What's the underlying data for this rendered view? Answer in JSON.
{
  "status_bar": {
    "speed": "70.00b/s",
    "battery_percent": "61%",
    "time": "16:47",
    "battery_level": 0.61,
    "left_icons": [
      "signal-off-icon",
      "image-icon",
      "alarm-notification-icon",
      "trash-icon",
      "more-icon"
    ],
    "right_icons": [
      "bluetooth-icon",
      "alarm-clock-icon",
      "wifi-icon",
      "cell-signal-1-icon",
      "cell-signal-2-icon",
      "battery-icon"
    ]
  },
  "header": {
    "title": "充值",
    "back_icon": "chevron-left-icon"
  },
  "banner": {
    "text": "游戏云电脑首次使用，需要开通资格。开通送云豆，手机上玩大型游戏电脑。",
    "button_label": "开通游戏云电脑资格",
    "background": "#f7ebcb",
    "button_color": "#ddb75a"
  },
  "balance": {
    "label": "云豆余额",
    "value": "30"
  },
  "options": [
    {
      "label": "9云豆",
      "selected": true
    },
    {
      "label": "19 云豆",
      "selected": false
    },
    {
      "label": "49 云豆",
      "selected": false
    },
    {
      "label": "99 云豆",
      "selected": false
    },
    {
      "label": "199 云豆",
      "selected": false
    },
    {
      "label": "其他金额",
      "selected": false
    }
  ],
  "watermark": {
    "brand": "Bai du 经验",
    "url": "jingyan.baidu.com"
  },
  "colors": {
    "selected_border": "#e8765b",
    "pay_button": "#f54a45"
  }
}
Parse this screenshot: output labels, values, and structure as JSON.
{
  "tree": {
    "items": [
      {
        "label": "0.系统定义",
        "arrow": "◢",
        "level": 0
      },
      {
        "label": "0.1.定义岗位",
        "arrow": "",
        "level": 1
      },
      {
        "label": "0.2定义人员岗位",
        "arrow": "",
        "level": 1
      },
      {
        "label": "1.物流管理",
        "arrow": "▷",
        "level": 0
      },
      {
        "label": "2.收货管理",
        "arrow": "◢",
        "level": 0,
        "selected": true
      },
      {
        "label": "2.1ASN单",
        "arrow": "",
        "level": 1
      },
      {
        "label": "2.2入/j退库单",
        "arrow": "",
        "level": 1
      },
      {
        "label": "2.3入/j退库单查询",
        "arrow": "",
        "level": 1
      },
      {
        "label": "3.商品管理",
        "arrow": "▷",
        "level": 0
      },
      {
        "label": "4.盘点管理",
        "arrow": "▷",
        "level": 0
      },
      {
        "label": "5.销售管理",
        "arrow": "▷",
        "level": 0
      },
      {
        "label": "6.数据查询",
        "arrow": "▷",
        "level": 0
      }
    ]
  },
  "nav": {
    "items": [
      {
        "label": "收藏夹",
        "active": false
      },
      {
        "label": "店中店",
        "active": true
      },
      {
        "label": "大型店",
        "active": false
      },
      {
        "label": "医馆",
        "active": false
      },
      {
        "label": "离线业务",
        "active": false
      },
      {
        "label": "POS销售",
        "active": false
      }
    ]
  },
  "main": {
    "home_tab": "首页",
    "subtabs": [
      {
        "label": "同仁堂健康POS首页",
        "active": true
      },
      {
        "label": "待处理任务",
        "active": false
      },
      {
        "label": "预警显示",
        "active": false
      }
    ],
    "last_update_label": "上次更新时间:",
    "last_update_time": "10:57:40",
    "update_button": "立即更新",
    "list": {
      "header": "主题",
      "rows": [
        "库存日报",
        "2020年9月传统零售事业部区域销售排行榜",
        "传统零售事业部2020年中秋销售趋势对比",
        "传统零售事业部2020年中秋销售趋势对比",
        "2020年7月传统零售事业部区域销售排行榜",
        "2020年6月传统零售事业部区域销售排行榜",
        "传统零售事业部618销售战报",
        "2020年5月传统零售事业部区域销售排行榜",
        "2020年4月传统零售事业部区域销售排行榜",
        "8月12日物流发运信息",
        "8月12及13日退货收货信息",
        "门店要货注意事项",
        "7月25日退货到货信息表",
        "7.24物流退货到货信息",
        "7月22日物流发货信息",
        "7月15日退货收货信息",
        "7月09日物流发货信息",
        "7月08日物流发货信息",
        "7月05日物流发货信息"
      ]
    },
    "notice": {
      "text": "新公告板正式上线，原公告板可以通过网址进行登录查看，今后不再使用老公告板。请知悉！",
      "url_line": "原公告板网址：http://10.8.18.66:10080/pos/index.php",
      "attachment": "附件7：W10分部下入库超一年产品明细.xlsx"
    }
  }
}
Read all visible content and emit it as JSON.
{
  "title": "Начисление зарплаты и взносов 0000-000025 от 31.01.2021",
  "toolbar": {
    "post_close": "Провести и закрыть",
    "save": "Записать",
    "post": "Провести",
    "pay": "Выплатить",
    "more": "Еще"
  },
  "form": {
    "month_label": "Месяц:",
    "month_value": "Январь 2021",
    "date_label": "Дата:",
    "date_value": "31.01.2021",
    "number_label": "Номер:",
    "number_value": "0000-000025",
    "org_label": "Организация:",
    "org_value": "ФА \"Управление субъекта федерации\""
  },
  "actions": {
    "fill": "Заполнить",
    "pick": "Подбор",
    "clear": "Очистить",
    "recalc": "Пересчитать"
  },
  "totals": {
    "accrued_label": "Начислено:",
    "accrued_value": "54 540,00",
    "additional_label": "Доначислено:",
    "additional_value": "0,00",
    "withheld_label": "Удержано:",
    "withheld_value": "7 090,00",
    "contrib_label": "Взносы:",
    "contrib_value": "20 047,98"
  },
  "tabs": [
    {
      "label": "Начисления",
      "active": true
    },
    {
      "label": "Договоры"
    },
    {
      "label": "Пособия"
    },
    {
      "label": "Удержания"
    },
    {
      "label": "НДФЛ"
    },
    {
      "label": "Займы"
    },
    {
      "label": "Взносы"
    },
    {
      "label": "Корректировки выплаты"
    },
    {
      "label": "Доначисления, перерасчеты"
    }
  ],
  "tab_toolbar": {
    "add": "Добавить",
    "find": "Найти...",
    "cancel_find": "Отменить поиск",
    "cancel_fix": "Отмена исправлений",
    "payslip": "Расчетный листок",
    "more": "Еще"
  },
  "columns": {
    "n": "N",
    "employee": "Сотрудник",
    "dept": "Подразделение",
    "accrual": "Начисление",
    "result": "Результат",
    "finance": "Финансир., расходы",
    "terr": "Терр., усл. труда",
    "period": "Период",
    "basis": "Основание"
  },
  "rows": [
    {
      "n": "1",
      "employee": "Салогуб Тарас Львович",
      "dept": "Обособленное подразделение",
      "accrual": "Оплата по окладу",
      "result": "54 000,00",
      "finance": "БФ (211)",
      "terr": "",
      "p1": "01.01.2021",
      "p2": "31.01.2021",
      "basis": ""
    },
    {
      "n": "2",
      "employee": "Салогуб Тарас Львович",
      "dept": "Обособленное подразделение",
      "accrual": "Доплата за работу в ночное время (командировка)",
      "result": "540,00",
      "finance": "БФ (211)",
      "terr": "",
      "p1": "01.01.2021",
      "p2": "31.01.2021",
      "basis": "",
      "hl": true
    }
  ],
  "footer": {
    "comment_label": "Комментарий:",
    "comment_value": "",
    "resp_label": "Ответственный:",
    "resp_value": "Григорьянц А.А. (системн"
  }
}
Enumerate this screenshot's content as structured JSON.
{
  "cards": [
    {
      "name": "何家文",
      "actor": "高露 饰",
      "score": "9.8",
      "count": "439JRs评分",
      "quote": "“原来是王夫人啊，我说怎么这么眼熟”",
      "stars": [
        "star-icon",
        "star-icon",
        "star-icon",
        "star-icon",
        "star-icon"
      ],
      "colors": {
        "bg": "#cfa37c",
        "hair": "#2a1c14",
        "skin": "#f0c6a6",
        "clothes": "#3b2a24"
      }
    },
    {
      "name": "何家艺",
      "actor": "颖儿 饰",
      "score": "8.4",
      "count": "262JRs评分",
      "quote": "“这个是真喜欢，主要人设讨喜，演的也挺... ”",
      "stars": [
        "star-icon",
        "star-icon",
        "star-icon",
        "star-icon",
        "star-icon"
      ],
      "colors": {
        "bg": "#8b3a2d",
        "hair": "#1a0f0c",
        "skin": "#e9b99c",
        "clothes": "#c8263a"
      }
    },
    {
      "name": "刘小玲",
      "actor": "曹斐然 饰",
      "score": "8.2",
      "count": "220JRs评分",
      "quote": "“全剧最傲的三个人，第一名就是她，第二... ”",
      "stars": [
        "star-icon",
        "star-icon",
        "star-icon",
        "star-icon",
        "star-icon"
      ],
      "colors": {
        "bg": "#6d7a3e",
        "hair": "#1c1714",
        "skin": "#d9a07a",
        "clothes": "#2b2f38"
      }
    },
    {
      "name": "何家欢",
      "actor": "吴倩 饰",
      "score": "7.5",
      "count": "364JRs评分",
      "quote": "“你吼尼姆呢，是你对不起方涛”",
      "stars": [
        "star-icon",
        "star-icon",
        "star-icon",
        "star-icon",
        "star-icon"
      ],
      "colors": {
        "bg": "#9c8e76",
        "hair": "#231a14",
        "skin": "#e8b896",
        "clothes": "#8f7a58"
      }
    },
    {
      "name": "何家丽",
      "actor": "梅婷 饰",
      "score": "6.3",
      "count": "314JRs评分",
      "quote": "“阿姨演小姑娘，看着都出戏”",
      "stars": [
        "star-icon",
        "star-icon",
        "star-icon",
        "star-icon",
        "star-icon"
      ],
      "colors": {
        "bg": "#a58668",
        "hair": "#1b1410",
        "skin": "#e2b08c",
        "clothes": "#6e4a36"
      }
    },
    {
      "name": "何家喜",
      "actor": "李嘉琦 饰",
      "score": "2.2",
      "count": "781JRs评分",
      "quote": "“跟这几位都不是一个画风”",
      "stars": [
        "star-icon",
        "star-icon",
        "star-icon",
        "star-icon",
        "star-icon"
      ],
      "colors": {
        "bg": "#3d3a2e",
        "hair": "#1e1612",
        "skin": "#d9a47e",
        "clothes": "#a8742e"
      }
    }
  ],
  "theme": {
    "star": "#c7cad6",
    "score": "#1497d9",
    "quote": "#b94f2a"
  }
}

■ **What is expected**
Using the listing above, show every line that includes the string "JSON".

■ **Task solution**
What's the underlying data for this rendered view? Answer in JSON.
Parse this screenshot: output labels, values, and structure as JSON.
Read all visible content and emit it as JSON.
Enumerate this screenshot's content as structured JSON.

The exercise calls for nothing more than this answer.